Council fails scorecard... so farWhat with the court ruling that they committed illegal electioneering, and their poor attempts to fix it in a special session on Monday (except for Danny Thomas!), I know that the City Council has been busy.
No one has filled out the Open Government Scorecard.
Last week, I sent out the Open Government Scorecard by fax, email, and regular mail to all members of City Council to see how they respond. The Scorecard is an easy, step-by-step, walk through each specific reform asked for by the Open Government Online Amendment. It was designed to put aside some of the Council’s arguments that they support open government but that they do not support this amendment and to get each one to commit to reforming our city government.
The lone official response that I have received so far is from Lee Leffingwell, and he declined to fill out the Scorecard.
Mr. Leffingwell almost immediately sent back a response by email. He actually refused to answer the Open Government Scorecard because he wants to keep his open government ordinances secret. I am not kidding. This was said without one single shred of irony.
Here is the exact language he used, when asked if he would answer which open government reforms laid out in the Open Government Online Amendment he supports:
I AM STILL IN THE DISCUSSION STAGE WITH REGARD TO WRITING THE ORDINANCE, AND SO CAN'T COMMENT ON ANY ASPECT OF YOUR SCORECARD AT THIS TIME.You can read it for yourself here.
Apparently, it is important to keep discussions on open government a secret. Sounds more than a little funny to me. Secrecy must be a requirement of the job.
He wouldn’t commit to a timeframe for his plan to introduce his set of reforms either, leaving the voters with serious doubts as to whether he is just offering this possibility as yet another way to (ab)use his power as an elected official to try to dissuade the voters. When specifically asked about whether he would commit to opening up the City’s AMANDA system, which he seemed to say at the press conference, he declined to answer directly. He instead used a looser phrasing, saying only that this information “should” be posted online. Too bad he didn’t take the opportunity to address the more practical “how” and “when” rather than giving a bland wish to open up this process. The Open Government Online Amendment, however, does require this system to be open.
Leffingwell also seemed to acknowledge that the City's cost estimate is too high and their interpretation too broad when he stated he referred to the cost "potentially required" by the amendment. Now if he would just take the next step and realize what the OGO actually requires to be placed online and what THAT would cost, we would be approaching a rational debate on the topic. If he would fill it out, the Open Government Scorecard might help clarify things for him.
I went to check the mail this morning to see if anyone else had bothered to respond, but no Scorecards were waiting in the box.
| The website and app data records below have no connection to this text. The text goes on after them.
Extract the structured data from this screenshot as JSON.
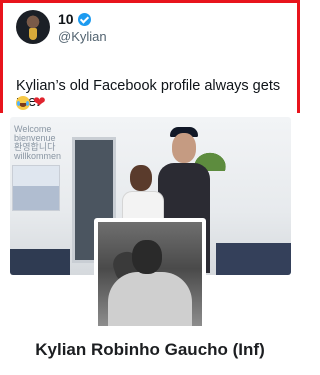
{
  "tweet": {
    "display_name": "10",
    "handle": "@Kylian",
    "text": "Kylian’s old Facebook profile always gets me.",
    "emojis": [
      "laughing-emoji",
      "red-heart-emoji"
    ]
  },
  "profile": {
    "cover_wall_text": "Welcome\nbienvenue\n환영합니다\nwillkommen",
    "name": "Kylian Robinho Gaucho (Inf)"
  },
  "colors": {
    "highlight_border": "#e8141c",
    "verified_badge": "#1d9bf0"
  }
}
I called each Council member’s office to ask if they were planning on responding, but either got voicemail or a staffer saying that they will check on it. I am still holding out some hope that one of them will take a small amount of time to answer the simple questions I asked. But since I said April 3rd for a deadline, this is your update.
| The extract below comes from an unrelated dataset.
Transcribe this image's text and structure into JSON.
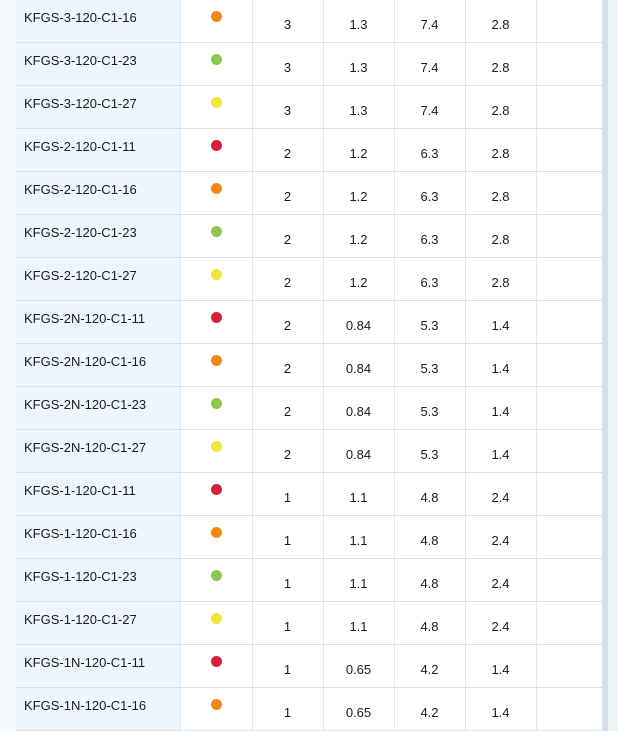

Email the council and tell them you want them to answer the scorecard.